# question about true Lambertian reflection in Ray tracing in one weekend

I have a question about Peter Shirley's Ray tracing in one weekend. In the True Lambertian Reflection section, when talking about rejection method, he said

This distribution scales by the cos^3(ϕ) where ϕ is the angle from normal

Can anyone please tell me where the exponent 3 comes from? Thanks!

• See the following (it may be fairly confusing however): github.com/vchizhov/Derivations/blob/master/… Sep 26, 2021 at 15:59
• @lightxbulb Thanks for the link. But yes, it is a bit confusing... Sep 29, 2021 at 10:15

There are two different methods of computing a random ray bounce being compared in this section of the online book, the first one is: Pick a point $$s$$ anywhere inside the sphere, then compute a vector from a point $$p$$ on the surface to the point $$s$$ inside the sphere.

The second method is: Pick a point $$s$$ anywhere on the surface of the sphere, then compute a vector from the point $$p$$ to the point $$s$$ on the surface of the sphere.

After computing the random vector, compute the angle $$\phi$$ between the given normal vector and random vector. That angle is then used in the lighting computations.

Given the two methods of computing a random vector the question arises: "Are these two methods equivalent and how do we show that they are or are not?" To show that we have to somehow compute every possible angle using the two different methods which should result in a function they are equivalent to. The bit of language "every possible angle" suggests using integrals over a volume for the first method and integrals over a surface for the second method. And that is where these two approaches diverge, the integration over the volume gives a different answer then the integration over the surface.

...skipping all the math...

The first method it turns out, after doing a bunch of calculus, is equivalent to $$cos^3(\phi)$$ suggesting that all those points on the interior of the sphere are skewing the random vector angle towards the center of the sphere which are close to the normal vector.

The second method, after a bit more calculus, gives the result $$cos(\phi)$$ which is the answer we were hoping for.

• Thank you so much for your explanation. It's exactly what I want. Oct 6, 2021 at 15:47

I think it is a mistake in the book.

Pick random points uniformly on a sphere offset by the normal, you will get a distribution of rays proportional to $$\cos{\theta} \sin{\theta}$$, rather than $$\cos{\theta}$$ as the book written.

$$ds = \frac{(2r \cdot \cos{\theta} \cdot d\theta) }{\cos{\theta}} \cdot (2 \pi \cdot 2r \cdot \cos{\theta} \sin{\theta)}$$ where $$ds$$ is the differential area on the shifted sphere's surface with respect to $$\theta$$. Integrate $$\theta$$ from 0 to $$\pi/2$$, you'll get $$4 \pi r^2$$.

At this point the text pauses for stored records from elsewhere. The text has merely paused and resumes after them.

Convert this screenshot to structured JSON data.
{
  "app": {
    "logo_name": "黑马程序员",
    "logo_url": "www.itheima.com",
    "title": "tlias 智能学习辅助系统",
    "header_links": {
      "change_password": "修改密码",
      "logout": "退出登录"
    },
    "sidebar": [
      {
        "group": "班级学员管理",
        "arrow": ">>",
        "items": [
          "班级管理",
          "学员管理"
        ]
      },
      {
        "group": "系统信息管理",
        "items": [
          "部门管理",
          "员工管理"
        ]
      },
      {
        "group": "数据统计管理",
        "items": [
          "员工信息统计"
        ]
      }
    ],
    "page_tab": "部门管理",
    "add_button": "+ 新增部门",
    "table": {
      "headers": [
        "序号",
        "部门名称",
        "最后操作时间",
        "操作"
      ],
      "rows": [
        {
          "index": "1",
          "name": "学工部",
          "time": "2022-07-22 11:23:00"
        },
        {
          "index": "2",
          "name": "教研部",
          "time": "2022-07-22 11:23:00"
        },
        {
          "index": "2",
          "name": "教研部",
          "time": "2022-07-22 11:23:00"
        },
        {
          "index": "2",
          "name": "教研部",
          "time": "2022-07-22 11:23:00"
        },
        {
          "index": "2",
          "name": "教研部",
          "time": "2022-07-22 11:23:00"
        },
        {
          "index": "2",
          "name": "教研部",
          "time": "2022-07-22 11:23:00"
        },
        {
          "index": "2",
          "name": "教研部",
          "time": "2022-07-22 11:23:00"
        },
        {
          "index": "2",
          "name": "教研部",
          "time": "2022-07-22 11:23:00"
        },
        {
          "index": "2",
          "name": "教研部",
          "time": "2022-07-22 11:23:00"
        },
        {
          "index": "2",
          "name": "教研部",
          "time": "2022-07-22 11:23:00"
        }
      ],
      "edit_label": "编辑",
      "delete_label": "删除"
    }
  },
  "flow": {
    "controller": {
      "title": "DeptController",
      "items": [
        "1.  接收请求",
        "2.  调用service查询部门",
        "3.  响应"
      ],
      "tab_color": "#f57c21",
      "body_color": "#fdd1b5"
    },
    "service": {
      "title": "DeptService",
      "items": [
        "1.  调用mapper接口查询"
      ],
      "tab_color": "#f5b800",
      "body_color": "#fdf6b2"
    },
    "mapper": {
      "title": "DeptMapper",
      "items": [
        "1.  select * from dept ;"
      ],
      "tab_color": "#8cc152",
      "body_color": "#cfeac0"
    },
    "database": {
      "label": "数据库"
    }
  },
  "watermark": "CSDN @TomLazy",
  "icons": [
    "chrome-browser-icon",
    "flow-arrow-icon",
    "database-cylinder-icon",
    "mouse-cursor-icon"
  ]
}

And pick random points uniformly inside a sphere offset by the normal, you obtain a distribution of rays proportional to $$\cos{\theta}^3 \sin{\theta}$$.

$$dv = (2r \cos{\theta} d\theta) \cdot(2\pi \cdot 2r \cos{\theta} \sin{\theta}) \cdot(2r \cos{\theta} \cdot \frac{1}{3})$$ where $$dv$$ is the differential volume (whitch is a quadrangular pyramid) with respect to $$\theta$$ inside the sphere. You can readily integrate it to $$\frac{4}{3} \pi r^3$$.